Buying a dog is an expensive proposition. Not only do you pay for the animal upfront, but you need to pay for veterinary services, food, treats, toys, medicines, and the damage they cause as puppies. Expenses may vary depending on your pet, but my 10 year old German Shepard has cost me $11690.85 to date. A good chunk of that has gone to the vet, so it’s important that you find one you can trust. I’m not sure what it costs to raise a normal dog, but my girl was an accident prone puppy, endures seasonal allergies, almost died from ITP, has an under performing thyroid, and finally now suffers arthritis.

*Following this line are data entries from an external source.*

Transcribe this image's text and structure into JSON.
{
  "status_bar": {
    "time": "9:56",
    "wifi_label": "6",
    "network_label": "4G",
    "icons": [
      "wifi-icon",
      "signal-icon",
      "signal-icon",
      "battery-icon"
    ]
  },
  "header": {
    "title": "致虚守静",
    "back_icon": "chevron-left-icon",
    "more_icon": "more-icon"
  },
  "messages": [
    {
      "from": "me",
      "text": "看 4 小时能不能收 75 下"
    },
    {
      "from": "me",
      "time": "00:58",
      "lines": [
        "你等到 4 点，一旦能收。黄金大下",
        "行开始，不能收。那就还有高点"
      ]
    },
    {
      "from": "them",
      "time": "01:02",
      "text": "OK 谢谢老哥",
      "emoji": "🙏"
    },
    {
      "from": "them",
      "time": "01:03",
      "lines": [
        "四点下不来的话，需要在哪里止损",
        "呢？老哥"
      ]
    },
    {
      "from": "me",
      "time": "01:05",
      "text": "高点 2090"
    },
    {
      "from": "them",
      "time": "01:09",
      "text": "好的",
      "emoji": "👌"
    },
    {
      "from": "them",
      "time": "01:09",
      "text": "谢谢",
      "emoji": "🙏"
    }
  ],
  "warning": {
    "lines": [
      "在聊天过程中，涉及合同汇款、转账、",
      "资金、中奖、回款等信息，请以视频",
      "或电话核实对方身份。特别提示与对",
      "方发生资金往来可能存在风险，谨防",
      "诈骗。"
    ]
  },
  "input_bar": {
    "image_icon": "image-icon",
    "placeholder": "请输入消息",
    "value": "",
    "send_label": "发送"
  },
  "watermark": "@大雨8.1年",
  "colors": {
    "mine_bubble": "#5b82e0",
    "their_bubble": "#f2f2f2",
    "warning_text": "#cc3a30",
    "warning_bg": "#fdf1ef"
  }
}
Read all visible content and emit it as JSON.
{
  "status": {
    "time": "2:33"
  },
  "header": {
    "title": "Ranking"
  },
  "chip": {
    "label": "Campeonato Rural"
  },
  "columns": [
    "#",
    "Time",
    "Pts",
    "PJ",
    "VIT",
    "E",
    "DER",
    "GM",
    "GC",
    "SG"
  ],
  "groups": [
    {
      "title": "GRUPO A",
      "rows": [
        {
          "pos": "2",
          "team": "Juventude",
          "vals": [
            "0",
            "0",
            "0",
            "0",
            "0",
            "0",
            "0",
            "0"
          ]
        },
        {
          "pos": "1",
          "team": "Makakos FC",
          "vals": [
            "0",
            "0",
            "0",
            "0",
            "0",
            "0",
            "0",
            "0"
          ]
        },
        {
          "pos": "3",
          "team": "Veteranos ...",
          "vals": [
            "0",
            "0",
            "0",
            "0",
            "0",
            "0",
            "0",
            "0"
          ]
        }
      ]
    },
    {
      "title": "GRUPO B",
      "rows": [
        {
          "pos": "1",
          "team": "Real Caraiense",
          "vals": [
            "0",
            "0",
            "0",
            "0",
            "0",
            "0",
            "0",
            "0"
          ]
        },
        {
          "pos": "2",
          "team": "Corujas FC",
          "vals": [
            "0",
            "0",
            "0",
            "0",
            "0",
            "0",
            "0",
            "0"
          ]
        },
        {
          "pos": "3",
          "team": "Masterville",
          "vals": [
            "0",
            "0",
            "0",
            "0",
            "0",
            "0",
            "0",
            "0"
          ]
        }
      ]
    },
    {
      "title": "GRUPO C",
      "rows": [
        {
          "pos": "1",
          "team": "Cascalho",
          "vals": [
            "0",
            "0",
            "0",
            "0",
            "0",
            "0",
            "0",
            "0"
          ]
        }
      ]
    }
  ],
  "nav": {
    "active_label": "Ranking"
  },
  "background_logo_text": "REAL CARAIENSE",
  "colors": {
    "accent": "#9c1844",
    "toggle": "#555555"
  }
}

When my vet and I discussed ways to alleviate her pain and stiffness, the first thing he recommended was a glucosamine and chondroitin supplement called Dasuquin®. I pressed him for further information because I was already aware that recent studies have shown that glucosamine and chondroitin are all but useless in humans and the few studies in animals don’t show efficacy. When I told him this, he tried to assure me that this product had been shown improve cartilage growth in the lab when tested in vitro (in a test tube). He tried to convince me that the problem with most glucosamine and chondroitin supplements is that they don’t have enough of the active ingredients in the right form whereas Dasuquin® does.
What he does to show his customers that the product works is to give the dog cortisone to ease its pain so that the owner can see how much it can improve. Then they start the dog on a $30 a month regimen of Dasuquin®. He said that most of the dogs respond to the supplement after a few months as well as they did to the cortisone. To most people that might be convincing, but with the measure of success being his and the owner’s subjective observations, it’s just as easy to say that since they were spending the money and committing to the treatment, they needed to see improvement to justify their investment.
This particular vet isn’t intentionally trying to mislead us, he genuinely wants to make life better for my dog. I just think he’s been taken in by the hype and placebo response. We’re all guilty of it. We take a few ibuprofen when we have a headache and assume it was the medicine that made our headache go away, rather than the headache going away on it’s own. I would have hoped that somebody trained in the field would know better.
We still continue to take Greta to him, and when the time comes to get a new dog, we’ll take it to him too. What I’ve lost is the ability to trust everything he tells me when we visit – just one more burden of being a skeptic I guess.
Note: An excellent site on veterinary medicine is the SkepVet Blog.
References and Footnotes:
- Canine Immune Mediated Thrombocytopenia (ITP). Seattle Veteranry Specialists Website. Retrieved Aug. 11th, 2011 from http://www.svsvet.com/resources_article.php?articleid=76
- I have a personal policy not to link to CAM and other woo woo, I feel that by including links in a reputable website just betters their search ratings.
- Hall, Harriet. July 27th, 2010. Glucosamine: The Unsinkable Rubber Duck. Science Based Medicine. Retreived Aug 11, 2011 from http://www.sciencebasedmedicine.org/index.php/glucosamine-the-unsinkable-rubber-duck/
- skeptvet. Mar 9th, 2011. Is Recommending Glucosamine for Arthritis Evidence-Based Medicine, or Wishful Thinking? The SkepVet Blog. Retrieved Aug 11th, 2011 from http://skeptvet.com/Blog/2011/03/is-recommending-glucosamine-for-arthritis-evidence-based-medicine-or-wishful-thinking/